I was in South America visiting a retail account.  I asked about the frequency of the data they have to analyze.  The business lead in the meeting responded that they get data every month.  The IT lead responded they get data every day.  This is quite a disparity.  After a bit of back and forth, the IT lead sighed heavily and said “we load daily data every month”.  I had to shake my head as I pointed out that if that was the case, they only had monthly data.  Once again we have to take the user perspective and getting May 5th data in June does not help you make decisions on May 7th.  So what was the problem in getting data that supported the end user needs?

Editor’s note: Rob Armstrong is an employee of Teradata. Teradata is a sponsor of The Smart Data Collective.

In this case it was a matter of the historically processes put in place by the IT organization.  In order to load the data the tables need to be offline.  Since the total monthly load took over 48 hours (including the summary table and index maintenance as well) to be accomplished they could not run this job frequently.  Much of this was a legacy problem but no one ever bothered to either optimize the processes using newer techniques or calculate that running the job with a much smaller daily amount would not take the long downtime.  Again it was simply a case of this is how we do it and it is too hard to change.

So we can reasonably expect that the users will ask for their data to become fresher until it reaches the point that critical business data will be required with “real time”.  I actually do not like term as it means something completely different for many different parts of an organization.  I like to say that if the frequency of data loading has to be the half life of a user’s ability to respond to it.  Therefore, if a user can get a piece of data and take a direct action on it within 2 minutes then they should be getting the data updated every minute.  This is not a hard and fast rule but it at least establishes a starting point for the conversations.

Keeping our “exterior” perspective it also must be noted that the loading is not the end point.  The data has to be readily available to the end user so any ancillary maintenance to take it from loaded into detail to being accessible to queries must also be included.

This gets to another one of those interesting paradoxes.  Things like indexing, summary tables, cubes, and what not are suppose to improve performance for the end users.  Unfortunately as the data frequency trends to “real time” those very same “performance optimizations” become a barrier and will actually increase the latency from data available to data accessible.

So as in last installment, I’ll ask a question.  If you are in IT, how ready are you for the community to ask that the data become “more frequent”?  If you load weekly, are you ready for daily?  If you load daily are you ready for hourly?  

If you are in the business arena, what could you do to increase the value of your processes if you got the data “more frequently”?  Better inventory management, better response to customer problems, decrease the lag enough that you can implement analytics into the call center?  Finally, if you are in the executive or leadership roles, what would these improved processes mean in terms of increase revenue or decreased costs?

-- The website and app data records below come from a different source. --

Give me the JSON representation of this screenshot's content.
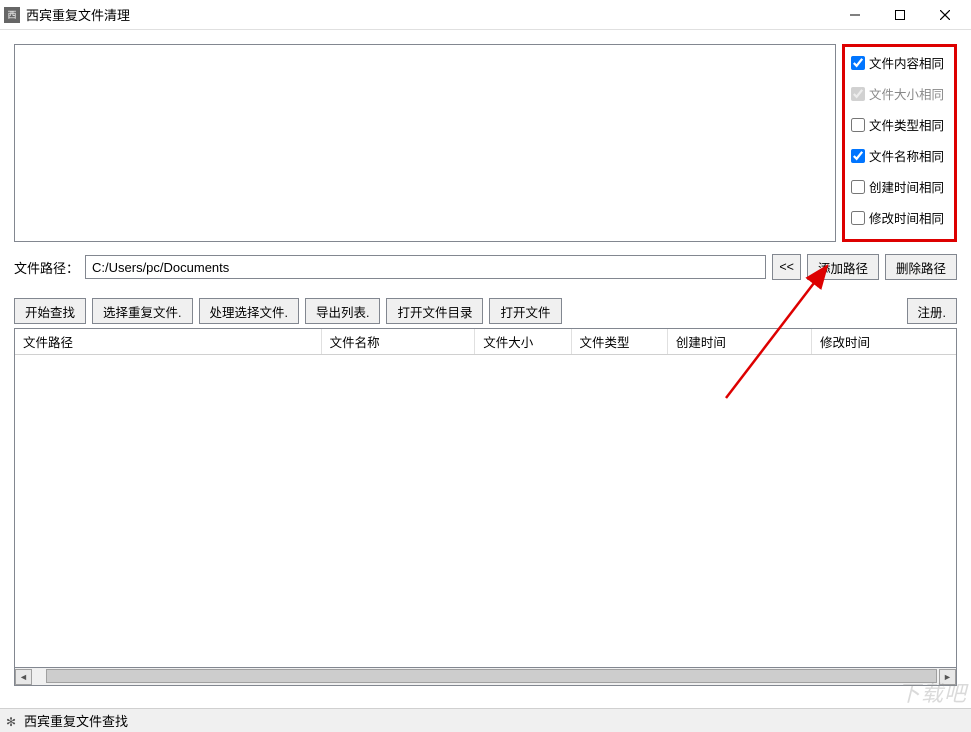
{
  "title": "西宾重复文件清理",
  "filters": [
    {
      "label": "文件内容相同",
      "checked": true,
      "disabled": false
    },
    {
      "label": "文件大小相同",
      "checked": true,
      "disabled": true
    },
    {
      "label": "文件类型相同",
      "checked": false,
      "disabled": false
    },
    {
      "label": "文件名称相同",
      "checked": true,
      "disabled": false
    },
    {
      "label": "创建时间相同",
      "checked": false,
      "disabled": false
    },
    {
      "label": "修改时间相同",
      "checked": false,
      "disabled": false
    }
  ],
  "path_row": {
    "label": "文件路径：",
    "value": "C:/Users/pc/Documents",
    "history_btn": "<<",
    "add_btn": "添加路径",
    "del_btn": "删除路径"
  },
  "toolbar": {
    "start": "开始查找",
    "select_dup": "选择重复文件.",
    "process_sel": "处理选择文件.",
    "export": "导出列表.",
    "open_dir": "打开文件目录",
    "open_file": "打开文件",
    "register": "注册."
  },
  "columns": {
    "c0": "文件路径",
    "c1": "文件名称",
    "c2": "文件大小",
    "c3": "文件类型",
    "c4": "创建时间",
    "c5": "修改时间"
  },
  "status": "西宾重复文件查找",
  "watermark": "下载吧"
}
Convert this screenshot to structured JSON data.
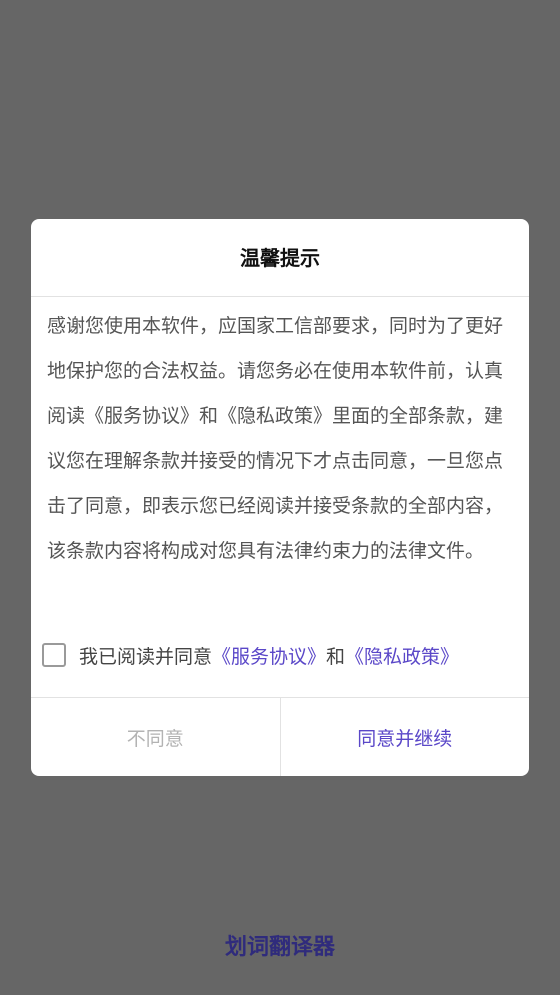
{
  "dialog": {
    "title": "温馨提示",
    "body": "感谢您使用本软件，应国家工信部要求，同时为了更好地保护您的合法权益。请您务必在使用本软件前，认真阅读《服务协议》和《隐私政策》里面的全部条款，建议您在理解条款并接受的情况下才点击同意，一旦您点击了同意，即表示您已经阅读并接受条款的全部内容，该条款内容将构成对您具有法律约束力的法律文件。",
    "agreement": {
      "checked": false,
      "prefix": "我已阅读并同意",
      "service_link": "《服务协议》",
      "connector": "和",
      "privacy_link": "《隐私政策》"
    },
    "buttons": {
      "disagree": "不同意",
      "agree": "同意并继续"
    }
  },
  "app": {
    "name": "划词翻译器"
  },
  "colors": {
    "overlay": "#666666",
    "accent": "#5a47c8",
    "app_name": "#2f2b7c",
    "disabled_text": "#b3b3b3"
  }
}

OK, one more readily known requirement to be designed for and that will be the next blog topic.

Finally, thank you to all those who provided feedback and comments on my original efforts.  I trust that over the next few postings I’ll find my voice and give you all a place to pick up some useful ideas and insights.